As noted at the beginning there were in fact two contracts. The first being rift with legal language while not giving away anything about what to expect and was signed before arrival. Then after arrival they were presented with a contract to the Calley Campaign from which they were paid from. One hundred activists being paid $1,500 each, would amount to a minimum cost of $150,000 for the campaign in wages. While it is unknown how much senior YAL staff were paid, Justin Griess was listed as a “Project Director” on their official documents.
“Red flags were constantly being raised through the entire duration of the campaign. There was a lot of secretiveness from the directors and above. They failed to maintain their end of the contract by not providing adequate reimbursement for gas for those with cars, we were forced to work outside of contract dictated hours many times, and we were continually lied to and deceived. Ultimately we were deceived when signing on to the campaign.” – Brandon Wichers

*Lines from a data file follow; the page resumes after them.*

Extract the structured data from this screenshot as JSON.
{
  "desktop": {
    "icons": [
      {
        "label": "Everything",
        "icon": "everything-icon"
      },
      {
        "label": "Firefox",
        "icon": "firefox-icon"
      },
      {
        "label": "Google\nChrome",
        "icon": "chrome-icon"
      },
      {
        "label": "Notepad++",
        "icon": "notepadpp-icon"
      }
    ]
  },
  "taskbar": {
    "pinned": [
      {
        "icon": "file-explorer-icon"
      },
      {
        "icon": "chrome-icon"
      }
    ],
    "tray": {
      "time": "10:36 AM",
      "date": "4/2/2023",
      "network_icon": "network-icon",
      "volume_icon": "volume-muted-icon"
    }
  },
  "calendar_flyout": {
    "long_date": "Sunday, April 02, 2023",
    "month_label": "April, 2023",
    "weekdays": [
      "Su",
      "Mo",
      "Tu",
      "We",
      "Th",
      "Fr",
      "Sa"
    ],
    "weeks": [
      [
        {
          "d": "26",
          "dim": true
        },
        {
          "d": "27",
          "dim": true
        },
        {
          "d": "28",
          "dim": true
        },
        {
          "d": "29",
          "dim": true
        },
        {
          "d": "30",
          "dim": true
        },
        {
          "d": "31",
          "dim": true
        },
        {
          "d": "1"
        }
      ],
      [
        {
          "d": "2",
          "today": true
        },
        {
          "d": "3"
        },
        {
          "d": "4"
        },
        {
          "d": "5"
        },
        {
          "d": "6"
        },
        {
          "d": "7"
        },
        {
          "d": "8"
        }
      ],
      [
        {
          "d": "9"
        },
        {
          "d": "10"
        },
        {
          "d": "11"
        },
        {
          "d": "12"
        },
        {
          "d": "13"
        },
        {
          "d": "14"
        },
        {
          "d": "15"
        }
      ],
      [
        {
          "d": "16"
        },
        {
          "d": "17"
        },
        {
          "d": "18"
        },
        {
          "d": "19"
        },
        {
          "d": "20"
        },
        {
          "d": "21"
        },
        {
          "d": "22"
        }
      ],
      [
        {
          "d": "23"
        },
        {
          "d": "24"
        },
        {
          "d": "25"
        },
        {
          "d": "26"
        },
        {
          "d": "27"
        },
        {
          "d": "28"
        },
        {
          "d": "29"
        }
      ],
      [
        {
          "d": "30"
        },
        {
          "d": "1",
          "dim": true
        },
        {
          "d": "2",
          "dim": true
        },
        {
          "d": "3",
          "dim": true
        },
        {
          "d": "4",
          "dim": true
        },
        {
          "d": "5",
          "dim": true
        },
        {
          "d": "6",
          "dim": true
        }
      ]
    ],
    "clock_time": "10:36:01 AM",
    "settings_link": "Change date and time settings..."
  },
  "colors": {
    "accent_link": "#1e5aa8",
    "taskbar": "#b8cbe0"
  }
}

After a while a number of activists began to express dissent to the contract violations and what seemed to be an effort to possibly raise support and name recognition of Lt Gov Calley. This was shown when rather than collect signatures in public areas, most were sent to walk working class neighborhoods door to door and instructed to show a video of Calley promoting the initiative. Cat Dean gives her account of the mismanagement below:
“ I was one of the many drivers they fired who continually brought attention to the fact that the campaign was falling short on their obligations to provide gas cards. Especially in the beginning when we were completing walkbooks with literally miles in between houses and I was forced to drive from house to house and neighborhood to neighborhood and driving miles to pick up my teammates who I had to abandon so they could complete their own walkbooks.
We were also forced to work unpaid overtime continually in order to meet our quotas for signatures. The night before the first mass firing, we were ALL forced to work unpaid overtime stuffing envelopes with petitions for people who requested to be mailed a petition. Materials were poorly distributed, there were too many people crowded in the rooms, and we were told that our dinner was going to be provided so no one bought dinner. The pizza was 3 hours late, it was cold, and there wasn’t enough for everyone…”
It appears that any who expressed dissent over contract violations were fired for “Insubordination”. At one time 25 were fired all at once which would amount to one in four of those attending.
Cat Dean commented the following on the mass firing in her private interview.
“Greiss told everyone on the conference call essentially that as capitalists, they should understand why we were fired, and that anyone who questioned them was next…Insubordination would not be tolerated.
Insubordination in this case is simply knowing your rights, especially in a contract that explicitly states what you’re promised.
A friend of mine was fired the next morning because he was rallying with the people who had been fired and trying to find them other jobs. He had no intention of going to the press, but leadership said that “they believed he was going to the press and that he was now a threat to the campaign.” – Cat Dean
The quotes above were only a fraction of what has been recorded to have allegedly taken place and the validity of the information shared rests on the shoulders of the sources.
So in light of that, a group of current and former YAL activists and affiliates have asked for a public apology and the promise of better future conditions for activists.
YAL was contacted for comment and did not respond after being given a 48 hour notice.
UPDATE: A few weeks after this story was released some within YAL Leadership did release some heartfelt apologises in the form of various emails.